▸ **TASK PROMPT**
Output all entries verbatim. Skip pictures.

Data excerpts
────
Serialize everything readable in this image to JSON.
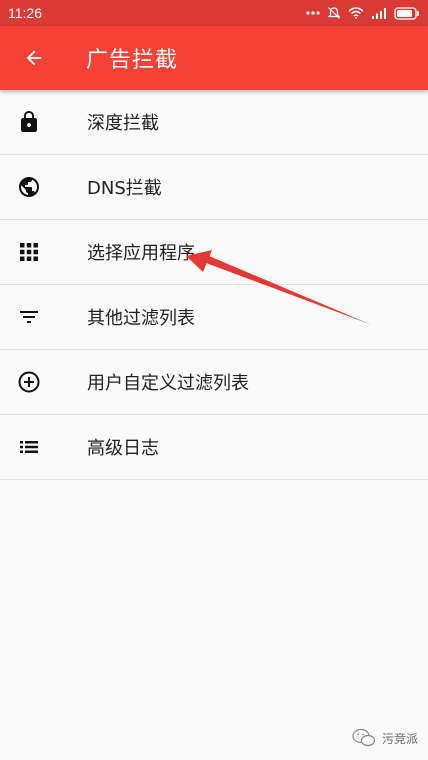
{
  "status_bar": {
    "time": "11:26",
    "icons": [
      "more-dots-icon",
      "mute-bell-icon",
      "wifi-icon",
      "signal-icon",
      "battery-icon"
    ]
  },
  "app_bar": {
    "back_icon": "back-arrow-icon",
    "title": "广告拦截",
    "color": "#f44336"
  },
  "menu": {
    "items": [
      {
        "label": "深度拦截",
        "icon": "lock-icon"
      },
      {
        "label": "DNS拦截",
        "icon": "globe-icon"
      },
      {
        "label": "选择应用程序",
        "icon": "grid-apps-icon"
      },
      {
        "label": "其他过滤列表",
        "icon": "filter-icon"
      },
      {
        "label": "用户自定义过滤列表",
        "icon": "add-circle-icon"
      },
      {
        "label": "高级日志",
        "icon": "list-icon"
      }
    ]
  },
  "annotation": {
    "arrow_color": "#e53935"
  },
  "watermark": {
    "text": "污竞派"
  }
}
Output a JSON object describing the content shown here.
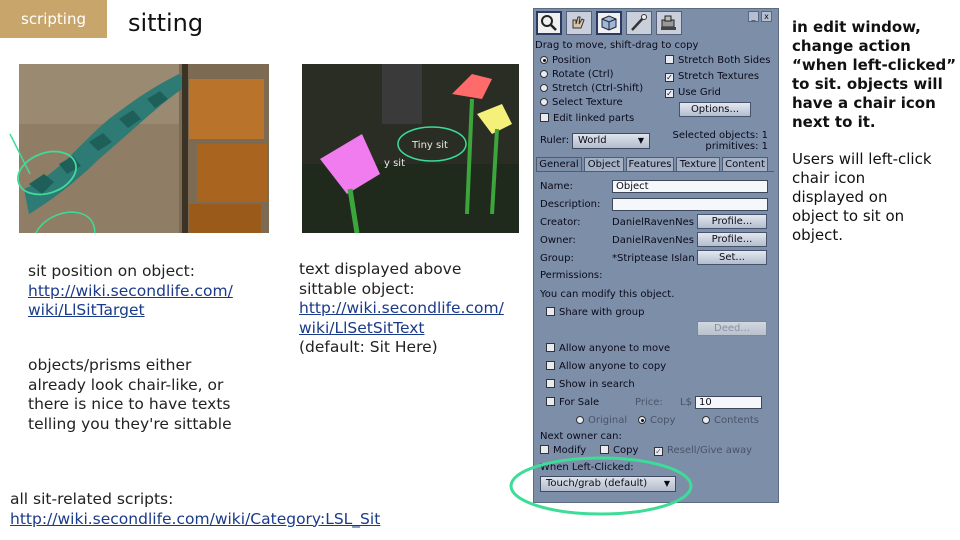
{
  "slide": {
    "badge": "scripting",
    "title": "sitting"
  },
  "left_column": {
    "sit_target_text": "sit position on object:",
    "sit_target_link_1": "http://wiki.secondlife.com/",
    "sit_target_link_2": "wiki/LlSitTarget",
    "prisms_text_1": "objects/prisms either",
    "prisms_text_2": "already look chair-like, or",
    "prisms_text_3": "there is nice to have texts",
    "prisms_text_4": "telling you they're sittable",
    "all_scripts_text": "all sit-related scripts:",
    "all_scripts_link": "http://wiki.secondlife.com/wiki/Category:LSL_Sit"
  },
  "middle_column": {
    "photo_label_1": "Tiny sit",
    "photo_label_2": "y sit",
    "line1": "text displayed above",
    "line2": "sittable object:",
    "link1": "http://wiki.secondlife.com/",
    "link2": "wiki/LlSetSitText",
    "note": "(default: Sit Here)"
  },
  "right_column": {
    "heading_1": "in edit window,",
    "heading_2": "change action",
    "heading_3": "“when left-clicked”",
    "heading_4": "to sit. objects will",
    "heading_5": "have a chair icon",
    "heading_6": "next to it.",
    "body_1": "Users will left-click",
    "body_2": "chair icon",
    "body_3": "displayed on",
    "body_4": "object to sit on",
    "body_5": "object."
  },
  "dialog": {
    "window_minimize": "_",
    "window_close": "x",
    "hint": "Drag to move, shift-drag to copy",
    "radio_position": "Position",
    "radio_rotate": "Rotate (Ctrl)",
    "radio_stretch": "Stretch (Ctrl-Shift)",
    "radio_select_texture": "Select Texture",
    "check_stretch_both": "Stretch Both Sides",
    "check_stretch_textures": "Stretch Textures",
    "check_use_grid": "Use Grid",
    "options_button": "Options...",
    "check_edit_linked": "Edit linked parts",
    "ruler_label": "Ruler:",
    "ruler_value": "World",
    "selected_objects": "Selected objects: 1",
    "primitives": "primitives: 1",
    "tabs": [
      "General",
      "Object",
      "Features",
      "Texture",
      "Content"
    ],
    "name_label": "Name:",
    "name_value": "Object",
    "description_label": "Description:",
    "description_value": "",
    "creator_label": "Creator:",
    "creator_value": "DanielRavenNes",
    "owner_label": "Owner:",
    "owner_value": "DanielRavenNes",
    "group_label": "Group:",
    "group_value": "*Striptease Islan",
    "profile_button": "Profile...",
    "set_button": "Set...",
    "permissions_label": "Permissions:",
    "modify_note": "You can modify this object.",
    "share_with_group": "Share with group",
    "deed_button": "Deed...",
    "allow_move": "Allow anyone to move",
    "allow_copy": "Allow anyone to copy",
    "show_in_search": "Show in search",
    "for_sale": "For Sale",
    "price_label": "Price:",
    "currency": "L$",
    "price_value": "10",
    "sale_original": "Original",
    "sale_copy": "Copy",
    "sale_contents": "Contents",
    "next_owner_label": "Next owner can:",
    "next_modify": "Modify",
    "next_copy": "Copy",
    "next_resell": "Resell/Give away",
    "left_click_label": "When Left-Clicked:",
    "left_click_value": "Touch/grab (default)"
  },
  "colors": {
    "badge": "#c8a56a",
    "highlight_circle": "#3ddc97",
    "dialog_bg": "#7d8ea8",
    "link": "#1a3a8a"
  }
}
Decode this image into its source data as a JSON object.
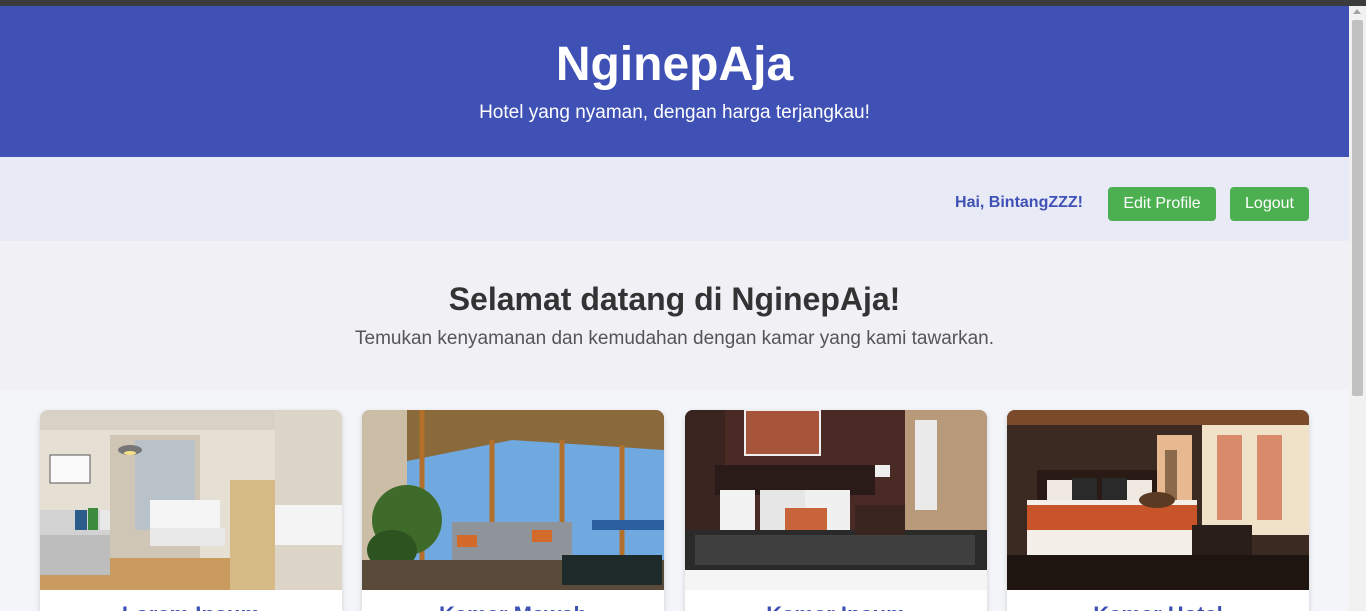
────
▸ **OUTPUT FOR THIS EXERCISE**
Serialize everything readable in this image to JSON.
{
  "status_bar": {
    "time": "11:26",
    "icons": [
      "more-dots-icon",
      "mute-bell-icon",
      "wifi-icon",
      "signal-icon",
      "battery-icon"
    ]
  },
  "app_bar": {
    "back_icon": "back-arrow-icon",
    "title": "广告拦截",
    "color": "#f44336"
  },
  "menu": {
    "items": [
      {
        "label": "深度拦截",
        "icon": "lock-icon"
      },
      {
        "label": "DNS拦截",
        "icon": "globe-icon"
      },
      {
        "label": "选择应用程序",
        "icon": "grid-apps-icon"
      },
      {
        "label": "其他过滤列表",
        "icon": "filter-icon"
      },
      {
        "label": "用户自定义过滤列表",
        "icon": "add-circle-icon"
      },
      {
        "label": "高级日志",
        "icon": "list-icon"
      }
    ]
  },
  "annotation": {
    "arrow_color": "#e53935"
  },
  "watermark": {
    "text": "污竞派"
  }
}
Output a JSON object describing the content shown here.
{
  "slide": {
    "badge": "scripting",
    "title": "sitting"
  },
  "left_column": {
    "sit_target_text": "sit position on object:",
    "sit_target_link_1": "http://wiki.secondlife.com/",
    "sit_target_link_2": "wiki/LlSitTarget",
    "prisms_text_1": "objects/prisms either",
    "prisms_text_2": "already look chair-like, or",
    "prisms_text_3": "there is nice to have texts",
    "prisms_text_4": "telling you they're sittable",
    "all_scripts_text": "all sit-related scripts:",
    "all_scripts_link": "http://wiki.secondlife.com/wiki/Category:LSL_Sit"
  },
  "middle_column": {
    "photo_label_1": "Tiny sit",
    "photo_label_2": "y sit",
    "line1": "text displayed above",
    "line2": "sittable object:",
    "link1": "http://wiki.secondlife.com/",
    "link2": "wiki/LlSetSitText",
    "note": "(default: Sit Here)"
  },
  "right_column": {
    "heading_1": "in edit window,",
    "heading_2": "change action",
    "heading_3": "“when left-clicked”",
    "heading_4": "to sit. objects will",
    "heading_5": "have a chair icon",
    "heading_6": "next to it.",
    "body_1": "Users will left-click",
    "body_2": "chair icon",
    "body_3": "displayed on",
    "body_4": "object to sit on",
    "body_5": "object."
  },
  "dialog": {
    "window_minimize": "_",
    "window_close": "x",
    "hint": "Drag to move, shift-drag to copy",
    "radio_position": "Position",
    "radio_rotate": "Rotate (Ctrl)",
    "radio_stretch": "Stretch (Ctrl-Shift)",
    "radio_select_texture": "Select Texture",
    "check_stretch_both": "Stretch Both Sides",
    "check_stretch_textures": "Stretch Textures",
    "check_use_grid": "Use Grid",
    "options_button": "Options...",
    "check_edit_linked": "Edit linked parts",
    "ruler_label": "Ruler:",
    "ruler_value": "World",
    "selected_objects": "Selected objects: 1",
    "primitives": "primitives: 1",
    "tabs": [
      "General",
      "Object",
      "Features",
      "Texture",
      "Content"
    ],
    "name_label": "Name:",
    "name_value": "Object",
    "description_label": "Description:",
    "description_value": "",
    "creator_label": "Creator:",
    "creator_value": "DanielRavenNes",
    "owner_label": "Owner:",
    "owner_value": "DanielRavenNes",
    "group_label": "Group:",
    "group_value": "*Striptease Islan",
    "profile_button": "Profile...",
    "set_button": "Set...",
    "permissions_label": "Permissions:",
    "modify_note": "You can modify this object.",
    "share_with_group": "Share with group",
    "deed_button": "Deed...",
    "allow_move": "Allow anyone to move",
    "allow_copy": "Allow anyone to copy",
    "show_in_search": "Show in search",
    "for_sale": "For Sale",
    "price_label": "Price:",
    "currency": "L$",
    "price_value": "10",
    "sale_original": "Original",
    "sale_copy": "Copy",
    "sale_contents": "Contents",
    "next_owner_label": "Next owner can:",
    "next_modify": "Modify",
    "next_copy": "Copy",
    "next_resell": "Resell/Give away",
    "left_click_label": "When Left-Clicked:",
    "left_click_value": "Touch/grab (default)"
  },
  "colors": {
    "badge": "#c8a56a",
    "highlight_circle": "#3ddc97",
    "dialog_bg": "#7d8ea8",
    "link": "#1a3a8a"
  }
}
Decode this image into its source data as a JSON object.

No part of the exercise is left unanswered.